It’s “boredom” in all its ugly glory. But does this feeling really mean you’re not interested in putting words to the page anymore? Should you stop prioritizing your writing because of it and move on to something else?

The usefulness of boredom–and the trouble with writing

Boredom is a useful emotion that signals us that, for whatever reason, the task we’re doing isn’t worth our time. Put another way, it’s about perception and reward. Applied to writing, if we don’t feel like the writing is going to yield anything good, if we can’t see that there’s an achievable benefit, then we can feel like the job is ho-hum and lose motivation.

The issue is that, unlike some other jobs, reaching goals like finding an agent or landing a book contract can be ridiculously difficult. We can go days, weeks, or even months without a sale. Rejections can be so plentiful that we start taking the suggestion to use all the “no” letters as wallpaper seriously. Beta readers might have great insights you take to heart, but positive feedback doesn’t come as consistently as it might from coworkers or a boss.

It all starts to seem like there’s no point.

It’s normal to need some wins to stay motivated
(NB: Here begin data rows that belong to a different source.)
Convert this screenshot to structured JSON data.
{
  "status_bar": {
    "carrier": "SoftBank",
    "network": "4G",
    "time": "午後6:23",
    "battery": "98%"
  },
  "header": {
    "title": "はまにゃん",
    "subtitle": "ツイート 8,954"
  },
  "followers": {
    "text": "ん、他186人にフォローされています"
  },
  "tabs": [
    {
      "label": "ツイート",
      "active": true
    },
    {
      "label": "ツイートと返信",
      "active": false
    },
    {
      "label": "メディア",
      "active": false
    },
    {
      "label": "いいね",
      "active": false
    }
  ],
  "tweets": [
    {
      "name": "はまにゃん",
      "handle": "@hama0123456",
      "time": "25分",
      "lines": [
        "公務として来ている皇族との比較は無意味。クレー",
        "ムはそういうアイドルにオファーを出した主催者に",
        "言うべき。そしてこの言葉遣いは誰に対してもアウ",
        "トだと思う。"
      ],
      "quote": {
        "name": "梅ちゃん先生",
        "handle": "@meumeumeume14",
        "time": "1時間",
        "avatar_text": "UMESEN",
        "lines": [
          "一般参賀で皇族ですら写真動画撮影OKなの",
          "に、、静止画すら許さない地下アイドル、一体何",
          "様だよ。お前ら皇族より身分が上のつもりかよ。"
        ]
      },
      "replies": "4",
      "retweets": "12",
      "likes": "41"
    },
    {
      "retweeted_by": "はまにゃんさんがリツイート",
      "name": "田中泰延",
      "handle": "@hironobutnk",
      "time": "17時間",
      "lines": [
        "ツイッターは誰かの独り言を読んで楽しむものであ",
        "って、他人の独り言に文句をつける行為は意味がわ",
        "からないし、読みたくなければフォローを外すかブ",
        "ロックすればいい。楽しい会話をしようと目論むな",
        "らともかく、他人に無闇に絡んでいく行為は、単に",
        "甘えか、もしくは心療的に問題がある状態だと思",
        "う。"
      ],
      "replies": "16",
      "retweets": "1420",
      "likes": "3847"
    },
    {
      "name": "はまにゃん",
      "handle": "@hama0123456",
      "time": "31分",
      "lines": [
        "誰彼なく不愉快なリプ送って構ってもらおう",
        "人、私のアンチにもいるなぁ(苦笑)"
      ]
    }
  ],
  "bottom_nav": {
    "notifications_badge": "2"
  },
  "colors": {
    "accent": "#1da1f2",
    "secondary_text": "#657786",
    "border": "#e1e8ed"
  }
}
If you step back a bit, you might realize that the feeling of boredom you have really is simply that you’re antsy to have something happen. You’re still in love with the craft. It’s just that people naturally want to do things that other people acknowledge. It gives us a sense of belonging and identity. We’re always looking for that. You just need some confirmation that, if you keep putting in the work, then people will admit that it’s part of you and actually useful.

2 tips for eliminating “meh” and getting excited about your writing again

I explored the need for you to have a support group in a previous post. The better your support group is, the less likely it is that you’ll probably get bored with your writing. If you don’t have a great support group yet, though, then it’s incredibly important to reward yourself for the writing you finish. Give yourself something to look forward to related to the page, even if it’s just a drive-thru coffee you normally wouldn’t splurge on, so you can make positive associations with the work.

It also can help to put your work away. Looking at the same drafts over and over again can start to seem monotonous really fast, which can contribute to boredom. Setting your work aside for a little while and then coming back to it can help you see it with fresh eyes and keep it feeling novel (pun intended).

You’re still meant to put words to the page, so do it

The bottom line is, don’t let a feeling of boredom convince you that writing isn’t what you’re meant to do. Instead, make sure that you’re getting rewarded for it, whether by others or on your own. Be able to rotate out what you’re working on so it doesn’t seem like you’re stuck in a rut so much. By building in variety and giving yourself positive confirmations of value, you’ll stay happy and motivated to write.